(Data records for software interfaces)
-----
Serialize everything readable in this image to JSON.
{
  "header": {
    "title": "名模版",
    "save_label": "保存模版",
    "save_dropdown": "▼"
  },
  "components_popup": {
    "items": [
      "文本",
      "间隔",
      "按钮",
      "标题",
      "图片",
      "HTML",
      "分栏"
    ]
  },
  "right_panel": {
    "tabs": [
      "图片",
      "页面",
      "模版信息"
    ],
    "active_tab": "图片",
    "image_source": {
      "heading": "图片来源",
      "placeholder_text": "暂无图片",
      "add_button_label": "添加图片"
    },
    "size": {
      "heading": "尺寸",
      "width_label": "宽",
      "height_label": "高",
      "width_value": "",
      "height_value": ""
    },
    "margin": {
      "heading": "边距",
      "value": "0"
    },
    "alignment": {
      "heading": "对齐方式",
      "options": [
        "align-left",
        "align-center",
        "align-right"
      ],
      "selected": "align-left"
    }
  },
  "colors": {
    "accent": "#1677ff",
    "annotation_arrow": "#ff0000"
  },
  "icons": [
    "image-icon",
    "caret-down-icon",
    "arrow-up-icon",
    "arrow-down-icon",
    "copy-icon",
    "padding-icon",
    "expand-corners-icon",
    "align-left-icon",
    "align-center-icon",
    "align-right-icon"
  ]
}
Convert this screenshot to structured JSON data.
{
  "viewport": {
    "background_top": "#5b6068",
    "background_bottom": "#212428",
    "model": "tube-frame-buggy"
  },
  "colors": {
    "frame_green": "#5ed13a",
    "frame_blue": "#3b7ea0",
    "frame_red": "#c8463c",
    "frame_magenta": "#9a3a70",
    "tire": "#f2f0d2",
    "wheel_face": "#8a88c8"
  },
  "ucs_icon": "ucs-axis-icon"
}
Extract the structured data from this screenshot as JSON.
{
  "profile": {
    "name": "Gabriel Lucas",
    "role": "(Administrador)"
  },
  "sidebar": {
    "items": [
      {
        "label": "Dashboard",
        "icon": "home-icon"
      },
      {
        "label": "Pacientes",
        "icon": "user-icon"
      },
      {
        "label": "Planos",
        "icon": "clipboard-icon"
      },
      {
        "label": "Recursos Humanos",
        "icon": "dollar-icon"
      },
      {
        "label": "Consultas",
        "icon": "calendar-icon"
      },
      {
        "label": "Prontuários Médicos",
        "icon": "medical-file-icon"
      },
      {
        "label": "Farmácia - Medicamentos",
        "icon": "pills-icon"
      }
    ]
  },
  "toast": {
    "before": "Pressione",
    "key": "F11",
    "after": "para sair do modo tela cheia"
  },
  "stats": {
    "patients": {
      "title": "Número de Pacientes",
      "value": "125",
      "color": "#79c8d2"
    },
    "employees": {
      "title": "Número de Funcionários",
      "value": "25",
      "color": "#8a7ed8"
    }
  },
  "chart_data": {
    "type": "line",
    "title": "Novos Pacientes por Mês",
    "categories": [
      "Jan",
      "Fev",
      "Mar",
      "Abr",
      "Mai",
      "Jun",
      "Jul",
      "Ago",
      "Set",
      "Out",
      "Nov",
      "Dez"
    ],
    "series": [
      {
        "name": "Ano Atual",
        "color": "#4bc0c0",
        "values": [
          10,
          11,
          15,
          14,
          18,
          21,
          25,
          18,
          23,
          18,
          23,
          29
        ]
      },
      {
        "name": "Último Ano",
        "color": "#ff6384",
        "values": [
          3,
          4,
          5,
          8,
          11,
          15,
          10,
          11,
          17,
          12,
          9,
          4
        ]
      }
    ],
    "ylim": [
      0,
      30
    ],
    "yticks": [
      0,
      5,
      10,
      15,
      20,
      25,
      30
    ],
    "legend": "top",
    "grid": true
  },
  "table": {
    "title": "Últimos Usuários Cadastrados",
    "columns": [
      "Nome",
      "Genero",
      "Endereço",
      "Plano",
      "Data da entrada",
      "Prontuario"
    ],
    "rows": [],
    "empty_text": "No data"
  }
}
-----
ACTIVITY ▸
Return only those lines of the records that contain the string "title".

SOLUTION FOR THIS TASK ▸
    "title": "名模版",
      "title": "Número de Pacientes",
      "title": "Número de Funcionários",
    "title": "Novos Pacientes por Mês",
    "title": "Últimos Usuários Cadastrados",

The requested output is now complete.